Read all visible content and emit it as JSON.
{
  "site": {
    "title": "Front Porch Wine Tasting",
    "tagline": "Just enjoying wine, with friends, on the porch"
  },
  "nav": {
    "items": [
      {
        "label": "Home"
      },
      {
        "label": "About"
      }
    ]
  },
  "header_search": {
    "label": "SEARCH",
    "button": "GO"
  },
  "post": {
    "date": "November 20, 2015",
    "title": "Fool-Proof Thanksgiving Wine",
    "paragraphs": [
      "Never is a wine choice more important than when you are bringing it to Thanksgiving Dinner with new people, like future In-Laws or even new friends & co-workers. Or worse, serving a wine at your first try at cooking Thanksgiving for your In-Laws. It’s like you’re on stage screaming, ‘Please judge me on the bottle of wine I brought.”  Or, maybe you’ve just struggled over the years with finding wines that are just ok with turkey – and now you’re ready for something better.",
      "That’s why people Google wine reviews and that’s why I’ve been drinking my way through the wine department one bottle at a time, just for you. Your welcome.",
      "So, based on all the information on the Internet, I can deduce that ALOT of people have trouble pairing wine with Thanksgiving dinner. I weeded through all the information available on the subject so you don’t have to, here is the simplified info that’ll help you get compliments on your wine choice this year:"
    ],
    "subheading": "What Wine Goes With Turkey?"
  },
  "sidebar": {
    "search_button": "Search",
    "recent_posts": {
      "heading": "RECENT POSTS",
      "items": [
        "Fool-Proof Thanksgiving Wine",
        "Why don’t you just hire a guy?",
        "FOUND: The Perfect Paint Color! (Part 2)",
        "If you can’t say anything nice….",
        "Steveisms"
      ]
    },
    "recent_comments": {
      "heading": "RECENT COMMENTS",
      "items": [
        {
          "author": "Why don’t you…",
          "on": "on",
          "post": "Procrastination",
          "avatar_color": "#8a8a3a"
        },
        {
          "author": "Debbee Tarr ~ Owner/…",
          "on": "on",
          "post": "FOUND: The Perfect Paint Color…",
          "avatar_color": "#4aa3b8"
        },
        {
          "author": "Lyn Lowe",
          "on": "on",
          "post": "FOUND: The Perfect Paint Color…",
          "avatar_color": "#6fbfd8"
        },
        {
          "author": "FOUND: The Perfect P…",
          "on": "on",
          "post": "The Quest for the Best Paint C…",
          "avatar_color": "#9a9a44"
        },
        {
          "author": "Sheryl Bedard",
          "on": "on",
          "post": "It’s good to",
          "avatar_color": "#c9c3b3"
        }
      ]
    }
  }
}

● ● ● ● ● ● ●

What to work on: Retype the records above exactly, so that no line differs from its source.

Response area:
Read all visible content and emit it as JSON.
{
  "site": {
    "title": "Front Porch Wine Tasting",
    "tagline": "Just enjoying wine, with friends, on the porch"
  },
  "nav": {
    "items": [
      {
        "label": "Home"
      },
      {
        "label": "About"
      }
    ]
  },
  "header_search": {
    "label": "SEARCH",
    "button": "GO"
  },
  "post": {
    "date": "November 20, 2015",
    "title": "Fool-Proof Thanksgiving Wine",
    "paragraphs": [
      "Never is a wine choice more important than when you are bringing it to Thanksgiving Dinner with new people, like future In-Laws or even new friends & co-workers. Or worse, serving a wine at your first try at cooking Thanksgiving for your In-Laws. It’s like you’re on stage screaming, ‘Please judge me on the bottle of wine I brought.”  Or, maybe you’ve just struggled over the years with finding wines that are just ok with turkey – and now you’re ready for something better.",
      "That’s why people Google wine reviews and that’s why I’ve been drinking my way through the wine department one bottle at a time, just for you. Your welcome.",
      "So, based on all the information on the Internet, I can deduce that ALOT of people have trouble pairing wine with Thanksgiving dinner. I weeded through all the information available on the subject so you don’t have to, here is the simplified info that’ll help you get compliments on your wine choice this year:"
    ],
    "subheading": "What Wine Goes With Turkey?"
  },
  "sidebar": {
    "search_button": "Search",
    "recent_posts": {
      "heading": "RECENT POSTS",
      "items": [
        "Fool-Proof Thanksgiving Wine",
        "Why don’t you just hire a guy?",
        "FOUND: The Perfect Paint Color! (Part 2)",
        "If you can’t say anything nice….",
        "Steveisms"
      ]
    },
    "recent_comments": {
      "heading": "RECENT COMMENTS",
      "items": [
        {
          "author": "Why don’t you…",
          "on": "on",
          "post": "Procrastination",
          "avatar_color": "#8a8a3a"
        },
        {
          "author": "Debbee Tarr ~ Owner/…",
          "on": "on",
          "post": "FOUND: The Perfect Paint Color…",
          "avatar_color": "#4aa3b8"
        },
        {
          "author": "Lyn Lowe",
          "on": "on",
          "post": "FOUND: The Perfect Paint Color…",
          "avatar_color": "#6fbfd8"
        },
        {
          "author": "FOUND: The Perfect P…",
          "on": "on",
          "post": "The Quest for the Best Paint C…",
          "avatar_color": "#9a9a44"
        },
        {
          "author": "Sheryl Bedard",
          "on": "on",
          "post": "It’s good to",
          "avatar_color": "#c9c3b3"
        }
      ]
    }
  }
}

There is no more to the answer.